■ Required action
Please report how many lines in the data below contain "iPhoto". Nothing besides the number should be written.

■ The records
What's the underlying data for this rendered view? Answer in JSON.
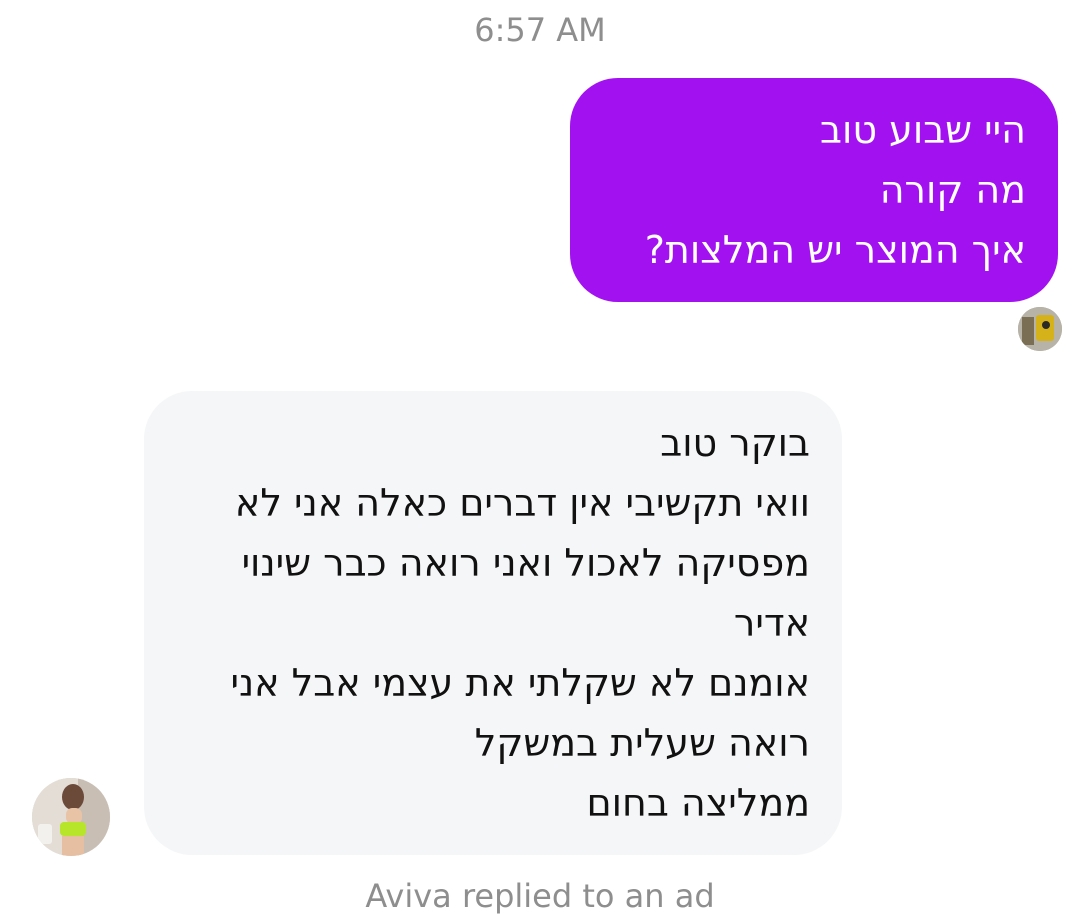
{
  "thread": {
    "timestamp": "6:57 AM",
    "outgoing": {
      "lines": [
        "היי שבוע טוב",
        "מה קורה",
        "איך המוצר יש המלצות?"
      ],
      "color": "#a212f0"
    },
    "incoming": {
      "lines": [
        "בוקר טוב",
        "וואי תקשיבי אין דברים כאלה אני לא",
        "מפסיקה לאכול ואני רואה כבר שינוי",
        "אדיר",
        "אומנם לא שקלתי את עצמי אבל אני",
        "רואה שעלית במשקל",
        "ממליצה בחום"
      ],
      "color": "#f5f6f8"
    },
    "footer_note": "Aviva replied to an ad"
  }
}
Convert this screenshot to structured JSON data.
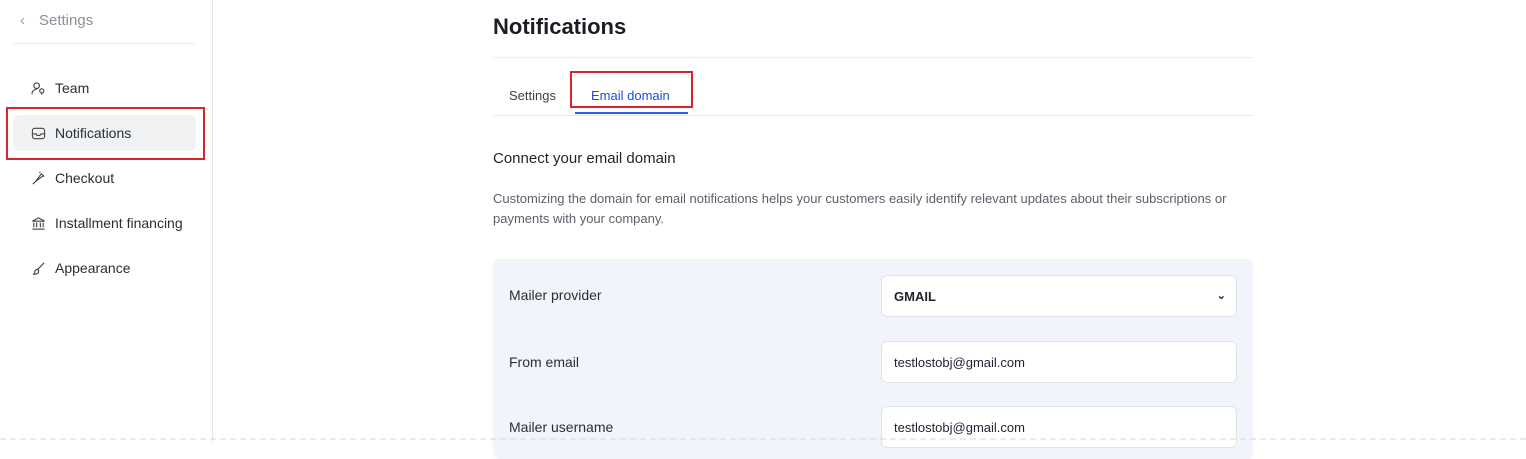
{
  "sidebar": {
    "back_label": "Settings",
    "items": [
      {
        "label": "Team",
        "icon": "team-icon"
      },
      {
        "label": "Notifications",
        "icon": "inbox-icon"
      },
      {
        "label": "Checkout",
        "icon": "checkout-icon"
      },
      {
        "label": "Installment financing",
        "icon": "bank-icon"
      },
      {
        "label": "Appearance",
        "icon": "brush-icon"
      }
    ]
  },
  "main": {
    "title": "Notifications",
    "tabs": [
      {
        "label": "Settings"
      },
      {
        "label": "Email domain",
        "active": true
      }
    ],
    "section_title": "Connect your email domain",
    "section_description": "Customizing the domain for email notifications helps your customers easily identify relevant updates about their subscriptions or payments with your company.",
    "form": {
      "mailer_provider": {
        "label": "Mailer provider",
        "value": "GMAIL"
      },
      "from_email": {
        "label": "From email",
        "value": "testlostobj@gmail.com"
      },
      "mailer_username": {
        "label": "Mailer username",
        "value": "testlostobj@gmail.com"
      }
    }
  },
  "colors": {
    "accent": "#2563eb",
    "highlight_box": "#d9262c",
    "panel_bg": "#f1f4fb"
  }
}
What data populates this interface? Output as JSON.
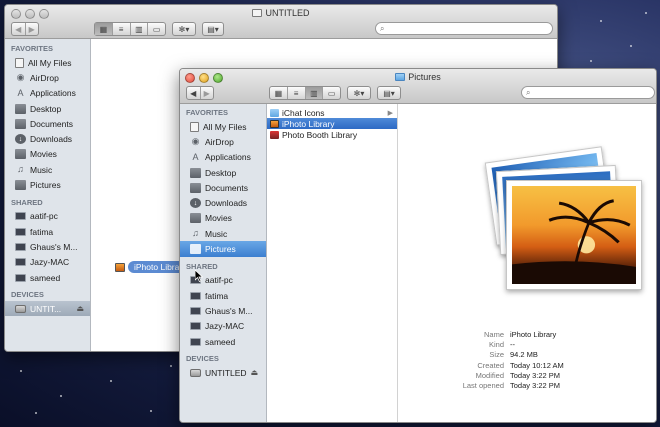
{
  "back_window": {
    "title": "UNTITLED",
    "search_placeholder": "",
    "favorites_header": "FAVORITES",
    "favorites": [
      "All My Files",
      "AirDrop",
      "Applications",
      "Desktop",
      "Documents",
      "Downloads",
      "Movies",
      "Music",
      "Pictures"
    ],
    "shared_header": "SHARED",
    "shared": [
      "aatif-pc",
      "fatima",
      "Ghaus's M...",
      "Jazy-MAC",
      "sameed"
    ],
    "devices_header": "DEVICES",
    "devices": [
      "UNTIT..."
    ]
  },
  "front_window": {
    "title": "Pictures",
    "search_placeholder": "",
    "favorites_header": "FAVORITES",
    "favorites": [
      "All My Files",
      "AirDrop",
      "Applications",
      "Desktop",
      "Documents",
      "Downloads",
      "Movies",
      "Music",
      "Pictures"
    ],
    "shared_header": "SHARED",
    "shared": [
      "aatif-pc",
      "fatima",
      "Ghaus's M...",
      "Jazy-MAC",
      "sameed"
    ],
    "devices_header": "DEVICES",
    "devices": [
      "UNTITLED"
    ],
    "column_items": [
      "iChat Icons",
      "iPhoto Library",
      "Photo Booth Library"
    ],
    "selected_item": "iPhoto Library",
    "info": [
      {
        "key": "Name",
        "value": "iPhoto Library"
      },
      {
        "key": "Kind",
        "value": "--"
      },
      {
        "key": "Size",
        "value": "94.2 MB"
      },
      {
        "key": "Created",
        "value": "Today 10:12 AM"
      },
      {
        "key": "Modified",
        "value": "Today 3:22 PM"
      },
      {
        "key": "Last opened",
        "value": "Today 3:22 PM"
      }
    ]
  },
  "drag_item": {
    "label": "iPhoto Library"
  },
  "icons": {
    "back": "back-arrow-icon",
    "forward": "forward-arrow-icon",
    "view_icons": "icon-view-icon",
    "view_list": "list-view-icon",
    "view_columns": "column-view-icon",
    "view_coverflow": "coverflow-view-icon",
    "action": "gear-icon",
    "arrange": "arrange-icon",
    "search": "search-icon",
    "eject": "eject-icon"
  },
  "colors": {
    "selection": "#3c7fd0",
    "sidebar_bg": "#dfe4ea",
    "desktop": "#1b2450"
  }
}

■ Answer section
4